An orphanage operated by the Missionaries of Charity collapsed during the quake in Haiti, but no casualties were reported.

The Missionaries of Charity (MC), the religious order founded by Blessed Teresa of Kolkata, have expressed relief that their nuns working in Haiti are safe.

Sister Christie told UCA News Jan. 15 that they have learned from various sources that all their nuns in the quake-hit Caribbean nation are accounted for.

The nun, who handles her congregation’s media relations, said although they are relieved, they are deeply saddened by the devastation and loss of life.

Tens of thousands of people are feared dead following the 7.0 magnitude quake on Jan. 12 that devastated the Haitian capital, Port-au-Prince.

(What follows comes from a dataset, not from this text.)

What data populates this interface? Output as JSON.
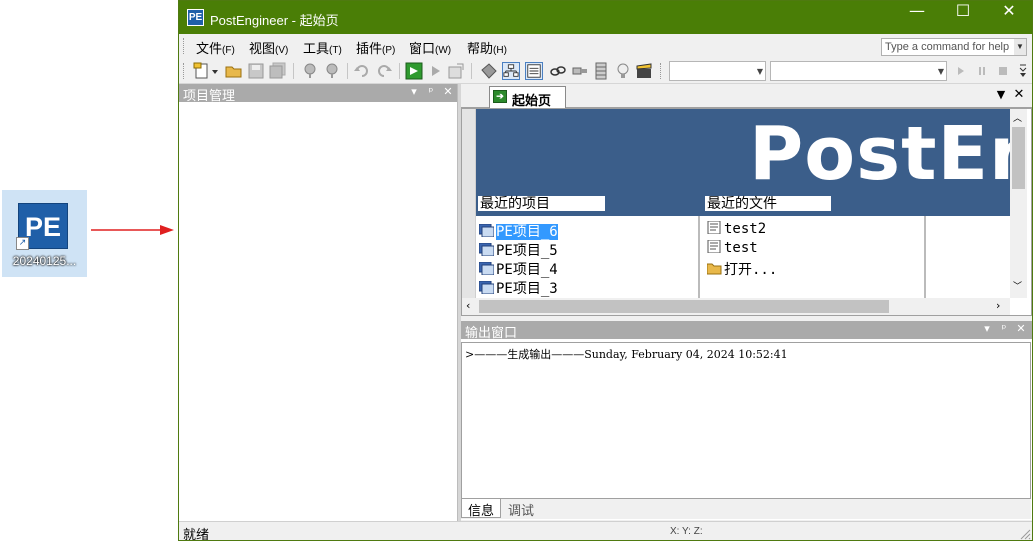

Archbishop Joseph Serge Miot of Port-au-Prince was among the victims.

Sister Christie said the MC congregation in India had no direct contact with their nuns working in the Caribbean nation. She could not provide a figure for the number of MC nuns working there, but said they manage nine houses and work with the destitute, handicapped and orphaned children. They also work with adult patients, the elderly and the dying.

According to “Cincinnati Enquirer” reporter Mark Curnutte, who does relief work in Haiti, an MC-run orphanage has collapsed. However, the children, nuns and volunteers are all accounted for, he said in an article.

The nuns are from Albania and India, he said.

Meanwhile, Caritas India, the social action arm of the Indian Catholic bishops, has joined nationwide efforts to rush relief aid to Haiti, its executive director Father Varghese Mattamana told UCA News. He said his agency was to convene a meeting on Jan. 15 to decide how to get the aid to the quake survivors.

The Indian government has already promised US$1 million in cash for immediate emergency relief.

Filed under haiti, india, catholic, religion, mission, Caribbean


Alinskyian community organizers use churches to pursue radical politics

A new book "Organizing the Culture of Death" examines the inroads radical and leftist politics have made in religious communities duped by community organizers.

Why the Ever Lasting Man still lasts

The legacy of Gilbert Keith Chesterton.

This page took 0.1416seconds to load